» **Stored dataset items**:

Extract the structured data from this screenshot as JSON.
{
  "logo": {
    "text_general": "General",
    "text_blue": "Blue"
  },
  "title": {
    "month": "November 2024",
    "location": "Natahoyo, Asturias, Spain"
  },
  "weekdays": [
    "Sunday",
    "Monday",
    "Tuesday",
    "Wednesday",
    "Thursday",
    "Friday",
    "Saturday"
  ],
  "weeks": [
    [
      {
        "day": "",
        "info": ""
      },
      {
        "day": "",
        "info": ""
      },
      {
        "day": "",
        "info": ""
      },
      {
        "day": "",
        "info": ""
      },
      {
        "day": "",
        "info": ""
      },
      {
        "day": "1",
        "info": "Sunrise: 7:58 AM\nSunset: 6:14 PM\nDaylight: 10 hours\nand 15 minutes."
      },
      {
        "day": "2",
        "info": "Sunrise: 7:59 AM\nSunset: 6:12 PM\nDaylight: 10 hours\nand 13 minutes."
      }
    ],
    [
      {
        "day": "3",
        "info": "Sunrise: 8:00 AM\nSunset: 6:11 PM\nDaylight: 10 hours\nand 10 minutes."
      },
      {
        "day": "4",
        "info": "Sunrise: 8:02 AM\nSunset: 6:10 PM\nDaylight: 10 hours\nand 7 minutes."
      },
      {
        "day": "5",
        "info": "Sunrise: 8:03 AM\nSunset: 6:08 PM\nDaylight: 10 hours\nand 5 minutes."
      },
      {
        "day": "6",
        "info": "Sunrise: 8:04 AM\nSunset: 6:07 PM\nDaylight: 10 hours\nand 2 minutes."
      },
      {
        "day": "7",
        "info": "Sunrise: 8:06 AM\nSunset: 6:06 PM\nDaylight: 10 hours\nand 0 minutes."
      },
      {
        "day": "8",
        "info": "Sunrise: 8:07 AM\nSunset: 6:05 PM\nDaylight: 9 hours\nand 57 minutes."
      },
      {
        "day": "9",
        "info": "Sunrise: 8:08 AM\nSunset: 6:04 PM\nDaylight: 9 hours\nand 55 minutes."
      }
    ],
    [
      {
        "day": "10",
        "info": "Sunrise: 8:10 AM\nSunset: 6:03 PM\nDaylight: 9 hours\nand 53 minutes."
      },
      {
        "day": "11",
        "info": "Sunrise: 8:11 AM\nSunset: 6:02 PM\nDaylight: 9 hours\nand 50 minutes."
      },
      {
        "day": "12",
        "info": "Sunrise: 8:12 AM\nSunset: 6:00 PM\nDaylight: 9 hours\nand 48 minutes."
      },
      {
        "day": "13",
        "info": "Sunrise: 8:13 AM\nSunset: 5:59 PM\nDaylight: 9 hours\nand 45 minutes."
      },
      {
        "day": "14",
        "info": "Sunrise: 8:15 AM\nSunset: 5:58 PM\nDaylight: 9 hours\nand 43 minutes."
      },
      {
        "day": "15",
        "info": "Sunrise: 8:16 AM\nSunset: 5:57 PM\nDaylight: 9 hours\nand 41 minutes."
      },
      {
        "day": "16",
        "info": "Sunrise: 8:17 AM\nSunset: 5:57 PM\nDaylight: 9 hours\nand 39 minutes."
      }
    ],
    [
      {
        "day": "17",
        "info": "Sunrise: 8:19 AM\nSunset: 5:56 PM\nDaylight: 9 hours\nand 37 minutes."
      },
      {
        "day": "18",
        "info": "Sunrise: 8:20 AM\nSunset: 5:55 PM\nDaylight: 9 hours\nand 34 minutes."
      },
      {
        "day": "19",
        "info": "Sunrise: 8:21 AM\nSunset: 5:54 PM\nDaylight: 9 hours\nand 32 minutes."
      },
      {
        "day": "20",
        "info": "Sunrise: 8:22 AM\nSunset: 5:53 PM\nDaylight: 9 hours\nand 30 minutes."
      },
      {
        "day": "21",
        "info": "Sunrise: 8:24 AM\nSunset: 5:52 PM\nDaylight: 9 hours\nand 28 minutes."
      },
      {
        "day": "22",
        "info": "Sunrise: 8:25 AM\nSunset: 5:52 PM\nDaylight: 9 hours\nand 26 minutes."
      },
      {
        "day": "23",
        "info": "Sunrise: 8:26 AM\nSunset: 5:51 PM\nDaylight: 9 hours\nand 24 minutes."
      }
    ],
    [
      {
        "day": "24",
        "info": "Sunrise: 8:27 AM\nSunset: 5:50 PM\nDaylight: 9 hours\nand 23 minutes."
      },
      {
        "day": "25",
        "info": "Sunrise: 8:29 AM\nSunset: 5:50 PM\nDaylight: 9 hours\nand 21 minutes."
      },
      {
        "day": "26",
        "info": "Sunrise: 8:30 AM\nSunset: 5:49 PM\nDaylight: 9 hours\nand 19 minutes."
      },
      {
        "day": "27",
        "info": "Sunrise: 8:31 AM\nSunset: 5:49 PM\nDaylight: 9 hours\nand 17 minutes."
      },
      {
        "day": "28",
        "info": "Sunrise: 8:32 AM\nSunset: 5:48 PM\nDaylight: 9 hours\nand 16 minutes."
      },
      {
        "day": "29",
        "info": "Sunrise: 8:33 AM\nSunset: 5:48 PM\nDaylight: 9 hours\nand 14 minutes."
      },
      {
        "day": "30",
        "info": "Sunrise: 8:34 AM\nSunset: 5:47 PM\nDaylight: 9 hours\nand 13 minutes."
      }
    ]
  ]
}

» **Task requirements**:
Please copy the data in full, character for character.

» **Reply to the task**:
Extract the structured data from this screenshot as JSON.
{
  "logo": {
    "text_general": "General",
    "text_blue": "Blue"
  },
  "title": {
    "month": "November 2024",
    "location": "Natahoyo, Asturias, Spain"
  },
  "weekdays": [
    "Sunday",
    "Monday",
    "Tuesday",
    "Wednesday",
    "Thursday",
    "Friday",
    "Saturday"
  ],
  "weeks": [
    [
      {
        "day": "",
        "info": ""
      },
      {
        "day": "",
        "info": ""
      },
      {
        "day": "",
        "info": ""
      },
      {
        "day": "",
        "info": ""
      },
      {
        "day": "",
        "info": ""
      },
      {
        "day": "1",
        "info": "Sunrise: 7:58 AM\nSunset: 6:14 PM\nDaylight: 10 hours\nand 15 minutes."
      },
      {
        "day": "2",
        "info": "Sunrise: 7:59 AM\nSunset: 6:12 PM\nDaylight: 10 hours\nand 13 minutes."
      }
    ],
    [
      {
        "day": "3",
        "info": "Sunrise: 8:00 AM\nSunset: 6:11 PM\nDaylight: 10 hours\nand 10 minutes."
      },
      {
        "day": "4",
        "info": "Sunrise: 8:02 AM\nSunset: 6:10 PM\nDaylight: 10 hours\nand 7 minutes."
      },
      {
        "day": "5",
        "info": "Sunrise: 8:03 AM\nSunset: 6:08 PM\nDaylight: 10 hours\nand 5 minutes."
      },
      {
        "day": "6",
        "info": "Sunrise: 8:04 AM\nSunset: 6:07 PM\nDaylight: 10 hours\nand 2 minutes."
      },
      {
        "day": "7",
        "info": "Sunrise: 8:06 AM\nSunset: 6:06 PM\nDaylight: 10 hours\nand 0 minutes."
      },
      {
        "day": "8",
        "info": "Sunrise: 8:07 AM\nSunset: 6:05 PM\nDaylight: 9 hours\nand 57 minutes."
      },
      {
        "day": "9",
        "info": "Sunrise: 8:08 AM\nSunset: 6:04 PM\nDaylight: 9 hours\nand 55 minutes."
      }
    ],
    [
      {
        "day": "10",
        "info": "Sunrise: 8:10 AM\nSunset: 6:03 PM\nDaylight: 9 hours\nand 53 minutes."
      },
      {
        "day": "11",
        "info": "Sunrise: 8:11 AM\nSunset: 6:02 PM\nDaylight: 9 hours\nand 50 minutes."
      },
      {
        "day": "12",
        "info": "Sunrise: 8:12 AM\nSunset: 6:00 PM\nDaylight: 9 hours\nand 48 minutes."
      },
      {
        "day": "13",
        "info": "Sunrise: 8:13 AM\nSunset: 5:59 PM\nDaylight: 9 hours\nand 45 minutes."
      },
      {
        "day": "14",
        "info": "Sunrise: 8:15 AM\nSunset: 5:58 PM\nDaylight: 9 hours\nand 43 minutes."
      },
      {
        "day": "15",
        "info": "Sunrise: 8:16 AM\nSunset: 5:57 PM\nDaylight: 9 hours\nand 41 minutes."
      },
      {
        "day": "16",
        "info": "Sunrise: 8:17 AM\nSunset: 5:57 PM\nDaylight: 9 hours\nand 39 minutes."
      }
    ],
    [
      {
        "day": "17",
        "info": "Sunrise: 8:19 AM\nSunset: 5:56 PM\nDaylight: 9 hours\nand 37 minutes."
      },
      {
        "day": "18",
        "info": "Sunrise: 8:20 AM\nSunset: 5:55 PM\nDaylight: 9 hours\nand 34 minutes."
      },
      {
        "day": "19",
        "info": "Sunrise: 8:21 AM\nSunset: 5:54 PM\nDaylight: 9 hours\nand 32 minutes."
      },
      {
        "day": "20",
        "info": "Sunrise: 8:22 AM\nSunset: 5:53 PM\nDaylight: 9 hours\nand 30 minutes."
      },
      {
        "day": "21",
        "info": "Sunrise: 8:24 AM\nSunset: 5:52 PM\nDaylight: 9 hours\nand 28 minutes."
      },
      {
        "day": "22",
        "info": "Sunrise: 8:25 AM\nSunset: 5:52 PM\nDaylight: 9 hours\nand 26 minutes."
      },
      {
        "day": "23",
        "info": "Sunrise: 8:26 AM\nSunset: 5:51 PM\nDaylight: 9 hours\nand 24 minutes."
      }
    ],
    [
      {
        "day": "24",
        "info": "Sunrise: 8:27 AM\nSunset: 5:50 PM\nDaylight: 9 hours\nand 23 minutes."
      },
      {
        "day": "25",
        "info": "Sunrise: 8:29 AM\nSunset: 5:50 PM\nDaylight: 9 hours\nand 21 minutes."
      },
      {
        "day": "26",
        "info": "Sunrise: 8:30 AM\nSunset: 5:49 PM\nDaylight: 9 hours\nand 19 minutes."
      },
      {
        "day": "27",
        "info": "Sunrise: 8:31 AM\nSunset: 5:49 PM\nDaylight: 9 hours\nand 17 minutes."
      },
      {
        "day": "28",
        "info": "Sunrise: 8:32 AM\nSunset: 5:48 PM\nDaylight: 9 hours\nand 16 minutes."
      },
      {
        "day": "29",
        "info": "Sunrise: 8:33 AM\nSunset: 5:48 PM\nDaylight: 9 hours\nand 14 minutes."
      },
      {
        "day": "30",
        "info": "Sunrise: 8:34 AM\nSunset: 5:47 PM\nDaylight: 9 hours\nand 13 minutes."
      }
    ]
  ]
}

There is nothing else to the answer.